Exercise prompt: Find every line in the records below that contains the word "percent", and copy each such line.

◆ ◆ ◆

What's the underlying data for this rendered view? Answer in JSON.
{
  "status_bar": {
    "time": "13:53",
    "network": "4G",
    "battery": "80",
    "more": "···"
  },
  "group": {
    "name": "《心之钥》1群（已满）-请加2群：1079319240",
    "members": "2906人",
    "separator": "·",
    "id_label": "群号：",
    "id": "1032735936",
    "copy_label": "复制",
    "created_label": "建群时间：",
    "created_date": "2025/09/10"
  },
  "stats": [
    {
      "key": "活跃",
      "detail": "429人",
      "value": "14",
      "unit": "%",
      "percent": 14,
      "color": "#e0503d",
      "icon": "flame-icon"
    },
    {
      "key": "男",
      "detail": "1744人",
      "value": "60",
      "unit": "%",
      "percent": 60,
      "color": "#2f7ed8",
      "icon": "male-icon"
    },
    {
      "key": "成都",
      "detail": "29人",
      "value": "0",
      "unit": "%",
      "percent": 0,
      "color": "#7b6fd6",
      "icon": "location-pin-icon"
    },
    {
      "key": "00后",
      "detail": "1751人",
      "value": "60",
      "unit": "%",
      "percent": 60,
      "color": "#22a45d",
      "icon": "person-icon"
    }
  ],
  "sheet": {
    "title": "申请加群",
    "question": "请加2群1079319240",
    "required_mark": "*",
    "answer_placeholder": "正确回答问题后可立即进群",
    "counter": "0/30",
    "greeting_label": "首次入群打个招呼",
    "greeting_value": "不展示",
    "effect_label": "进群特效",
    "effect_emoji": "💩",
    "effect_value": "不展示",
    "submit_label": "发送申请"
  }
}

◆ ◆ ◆

Task answer:
      "percent": 14,
      "percent": 60,
      "percent": 0,
      "percent": 60,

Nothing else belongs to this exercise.